Some may assume that Airbus Helicopters Southeast Asia is only a sales and customer support organization, but this is not so: its hangar at Seletar Aerospace Park is used for helicopter maintenance, final assembly of aircraft and customization of aircraft. Sharples says it aims to assemble 18 helicopters this year.

Airbus Helicopters Southeast Asia is also a certified helicopter design organization capable of designing minor modifications, mostly those needed for customization. It is the only Airbus Helicopters facility outside of Europe and the U.S. to have this capability.

It also designs some tooling. “Low-cost tooling design is done here, and [we] can do rapid prototyping. Simple engineering design work that results in rapid design and rapid manufacturing are done here in Singapore,” says Sharples, who cites as an example the fact that the facility has designed and produced some tooling used for manufacture of helicopter blades.

Airbus Helicopters Southeast Asia is hoping to assemble the seven EC725 helicopters that the Royal Thai Air Force has ordered, he says.

In terms of flight training, it has a full-flight simulator for the AS365 Dauphin and an EC120 flight training device dedicated to the Republic of Singapore Air Force. The EC120 is a single-engine helicopter that air force pilots learn to fly first before they move onto bigger helicopters.

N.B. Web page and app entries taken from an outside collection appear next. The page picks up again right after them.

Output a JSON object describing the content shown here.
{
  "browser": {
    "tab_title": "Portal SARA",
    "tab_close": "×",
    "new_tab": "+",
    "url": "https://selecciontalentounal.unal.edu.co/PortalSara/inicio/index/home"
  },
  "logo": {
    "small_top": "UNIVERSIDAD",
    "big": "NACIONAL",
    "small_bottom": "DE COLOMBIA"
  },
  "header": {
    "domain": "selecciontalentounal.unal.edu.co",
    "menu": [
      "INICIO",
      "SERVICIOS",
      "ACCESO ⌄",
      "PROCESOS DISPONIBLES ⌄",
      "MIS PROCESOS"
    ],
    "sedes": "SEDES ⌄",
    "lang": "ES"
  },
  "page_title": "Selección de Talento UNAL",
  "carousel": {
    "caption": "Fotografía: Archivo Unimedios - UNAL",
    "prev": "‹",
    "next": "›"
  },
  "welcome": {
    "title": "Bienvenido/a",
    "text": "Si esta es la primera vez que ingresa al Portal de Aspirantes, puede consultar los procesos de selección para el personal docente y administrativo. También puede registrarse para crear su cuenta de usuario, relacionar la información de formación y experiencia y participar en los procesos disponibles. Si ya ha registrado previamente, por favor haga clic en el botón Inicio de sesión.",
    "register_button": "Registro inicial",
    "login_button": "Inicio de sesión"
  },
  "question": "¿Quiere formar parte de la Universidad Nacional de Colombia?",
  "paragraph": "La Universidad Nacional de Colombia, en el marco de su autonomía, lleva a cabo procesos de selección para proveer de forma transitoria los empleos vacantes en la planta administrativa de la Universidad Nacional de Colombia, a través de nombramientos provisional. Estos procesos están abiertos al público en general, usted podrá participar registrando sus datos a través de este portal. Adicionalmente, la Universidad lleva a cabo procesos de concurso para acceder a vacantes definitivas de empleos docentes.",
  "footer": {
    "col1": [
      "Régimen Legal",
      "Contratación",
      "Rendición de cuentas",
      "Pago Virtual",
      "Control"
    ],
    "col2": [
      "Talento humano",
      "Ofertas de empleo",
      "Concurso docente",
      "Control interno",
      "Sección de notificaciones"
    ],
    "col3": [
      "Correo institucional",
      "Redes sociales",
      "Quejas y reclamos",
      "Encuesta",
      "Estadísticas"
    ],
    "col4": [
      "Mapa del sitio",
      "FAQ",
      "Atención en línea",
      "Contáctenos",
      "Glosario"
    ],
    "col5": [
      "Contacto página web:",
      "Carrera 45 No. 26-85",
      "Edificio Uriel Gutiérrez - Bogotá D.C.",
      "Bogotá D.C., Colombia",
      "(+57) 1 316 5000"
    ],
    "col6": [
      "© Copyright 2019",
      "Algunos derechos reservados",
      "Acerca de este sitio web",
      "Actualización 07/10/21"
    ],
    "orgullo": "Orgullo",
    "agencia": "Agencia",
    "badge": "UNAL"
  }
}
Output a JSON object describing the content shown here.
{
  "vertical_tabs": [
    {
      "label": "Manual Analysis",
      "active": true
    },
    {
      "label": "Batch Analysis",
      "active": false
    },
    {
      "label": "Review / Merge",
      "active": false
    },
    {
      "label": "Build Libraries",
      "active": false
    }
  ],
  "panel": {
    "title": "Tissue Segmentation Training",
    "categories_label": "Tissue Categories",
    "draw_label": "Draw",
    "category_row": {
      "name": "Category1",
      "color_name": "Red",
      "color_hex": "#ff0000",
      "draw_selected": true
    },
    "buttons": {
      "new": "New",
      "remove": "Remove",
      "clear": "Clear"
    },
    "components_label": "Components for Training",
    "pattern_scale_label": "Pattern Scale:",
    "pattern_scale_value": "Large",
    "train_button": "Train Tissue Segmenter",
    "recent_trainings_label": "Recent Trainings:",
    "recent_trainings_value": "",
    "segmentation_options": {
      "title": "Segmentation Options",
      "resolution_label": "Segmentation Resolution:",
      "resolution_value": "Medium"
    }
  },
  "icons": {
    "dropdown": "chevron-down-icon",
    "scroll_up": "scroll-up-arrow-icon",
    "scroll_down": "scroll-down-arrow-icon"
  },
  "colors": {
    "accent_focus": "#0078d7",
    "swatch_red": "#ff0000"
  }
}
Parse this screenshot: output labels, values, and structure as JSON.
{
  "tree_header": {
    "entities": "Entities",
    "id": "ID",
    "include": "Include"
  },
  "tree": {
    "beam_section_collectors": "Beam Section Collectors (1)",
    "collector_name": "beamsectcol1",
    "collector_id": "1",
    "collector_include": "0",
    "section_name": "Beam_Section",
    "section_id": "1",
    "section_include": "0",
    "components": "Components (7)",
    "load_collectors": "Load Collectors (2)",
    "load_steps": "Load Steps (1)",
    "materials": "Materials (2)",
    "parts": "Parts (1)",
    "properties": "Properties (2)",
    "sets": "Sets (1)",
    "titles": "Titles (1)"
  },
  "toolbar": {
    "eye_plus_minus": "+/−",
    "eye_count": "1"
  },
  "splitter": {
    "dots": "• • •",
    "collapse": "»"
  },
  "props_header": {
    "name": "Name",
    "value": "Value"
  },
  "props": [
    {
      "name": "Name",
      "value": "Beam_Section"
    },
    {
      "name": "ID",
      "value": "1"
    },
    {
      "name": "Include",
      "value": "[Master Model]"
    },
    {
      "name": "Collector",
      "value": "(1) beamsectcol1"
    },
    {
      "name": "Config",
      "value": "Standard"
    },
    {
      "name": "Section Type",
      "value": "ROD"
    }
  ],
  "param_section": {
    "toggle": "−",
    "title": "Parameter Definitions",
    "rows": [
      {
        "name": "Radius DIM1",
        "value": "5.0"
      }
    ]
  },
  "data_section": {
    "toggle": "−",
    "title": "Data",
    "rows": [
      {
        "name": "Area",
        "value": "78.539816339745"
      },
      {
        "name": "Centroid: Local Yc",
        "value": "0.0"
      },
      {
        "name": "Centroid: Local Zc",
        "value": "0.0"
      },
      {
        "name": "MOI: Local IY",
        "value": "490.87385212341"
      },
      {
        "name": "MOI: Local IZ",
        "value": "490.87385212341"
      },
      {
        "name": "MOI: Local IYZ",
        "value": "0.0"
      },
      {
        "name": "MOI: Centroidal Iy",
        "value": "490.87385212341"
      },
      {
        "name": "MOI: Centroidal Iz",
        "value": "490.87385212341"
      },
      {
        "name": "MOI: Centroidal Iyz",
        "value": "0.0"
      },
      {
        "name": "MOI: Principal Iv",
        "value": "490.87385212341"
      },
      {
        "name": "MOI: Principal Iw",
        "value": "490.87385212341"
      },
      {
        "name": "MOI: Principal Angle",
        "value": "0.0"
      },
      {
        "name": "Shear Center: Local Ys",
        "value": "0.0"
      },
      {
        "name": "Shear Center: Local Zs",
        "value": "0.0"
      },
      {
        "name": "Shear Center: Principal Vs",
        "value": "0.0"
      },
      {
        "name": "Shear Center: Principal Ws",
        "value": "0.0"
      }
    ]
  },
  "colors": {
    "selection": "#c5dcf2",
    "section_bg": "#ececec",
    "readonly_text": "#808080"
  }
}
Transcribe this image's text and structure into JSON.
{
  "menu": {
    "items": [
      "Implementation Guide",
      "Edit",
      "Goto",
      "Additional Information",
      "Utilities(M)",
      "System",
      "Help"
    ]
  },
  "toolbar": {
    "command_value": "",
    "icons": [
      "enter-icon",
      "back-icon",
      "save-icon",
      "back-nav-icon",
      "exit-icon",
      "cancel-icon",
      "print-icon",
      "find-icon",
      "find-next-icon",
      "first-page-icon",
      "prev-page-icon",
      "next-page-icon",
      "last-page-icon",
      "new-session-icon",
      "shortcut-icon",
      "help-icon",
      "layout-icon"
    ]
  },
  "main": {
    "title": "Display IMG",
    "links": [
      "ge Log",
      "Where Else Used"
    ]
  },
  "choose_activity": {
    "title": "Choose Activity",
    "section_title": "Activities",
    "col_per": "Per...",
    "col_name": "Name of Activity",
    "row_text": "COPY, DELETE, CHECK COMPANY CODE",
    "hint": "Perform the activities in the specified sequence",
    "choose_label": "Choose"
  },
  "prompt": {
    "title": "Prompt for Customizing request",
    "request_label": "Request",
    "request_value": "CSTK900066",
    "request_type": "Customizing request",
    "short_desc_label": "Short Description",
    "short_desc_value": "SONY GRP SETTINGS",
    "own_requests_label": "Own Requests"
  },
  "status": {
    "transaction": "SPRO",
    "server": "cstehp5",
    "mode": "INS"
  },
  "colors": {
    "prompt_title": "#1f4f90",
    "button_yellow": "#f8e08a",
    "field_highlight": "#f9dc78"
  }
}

As for customer support, Sharples says, “Singapore is designated as a technical hub. That means there are engineers here that can be made available to customers in other countries.” He says, “Not all customers are obliged to bring their helicopters here. We also have capability in Jakarta, Manila and Taiwan, but for complex, deep maintenance, customers may require the depth of capability that Airbus Helicopters has here in Singapore.”

One reason Airbus Helicopters has such a strong presence in Singapore is because the Singapore air force is a large customer.

“We have a strategic relationship with the Singapore air force, which operates the Super Puma helicopters,” says Sharples, referring to the fact that the air force in Singapore is one of the world’s biggest operators of the Super Puma. The air force operates about 30 of them and has flown the aircraft for nearly 30 years. Sharples declines to be drawn on when the air force may be looking to replace these.

In terms of commercial helicopters, Sharples says the big markets in the region are Indonesia, Thailand, Malaysia and Vietnam. He also says there are some good emerging markets, namely Cambodia. Laos, Timor Leste and Myanmar.

One challenge that Airbus Helicopters faces when selling into markets such as Laos and Cambodia is strong competition from Russian and Chinese helicopter makers, which have close political ties to those countries. The Russian Mil Mi-17 is quite popular in emerging markets because of its low acquisition cost. The Chinese too have been very active in marketing helicopters. For example, Cambodia’s air force last year took delivery of 12 Harbin Z-9 helicopters. China’s state-owned media said that Cambodia bought the helicopters thanks to soft loans from China.

When asked about the competitive challenge from China and Russia, Sharples is dismissive. “Even if those manufacturers can provide helicopters at a much lower purchase price, operators are looking for highly reliable robust machines,” he says. “I think operators value our machines and are looking at the through-life cost. That relies on highly reliable engines and long operating cycle. Customers expect high availability, a strong level of customer support and strong support in terms of spare parts,” he adds.

Sharples says Airbus Helicopters’ main spare parts pool for Asia-Pacific is in Hong Kong; and it also has sizable spare parts pools in Singapore, Malaysia and Australia.

He says the growth in helicopter sales is coming not just from the region’s oil and gas sector, but also from the government sector, namely police, emergency services and VIP transport. There are also several tourism operators that now use helicopters, he adds.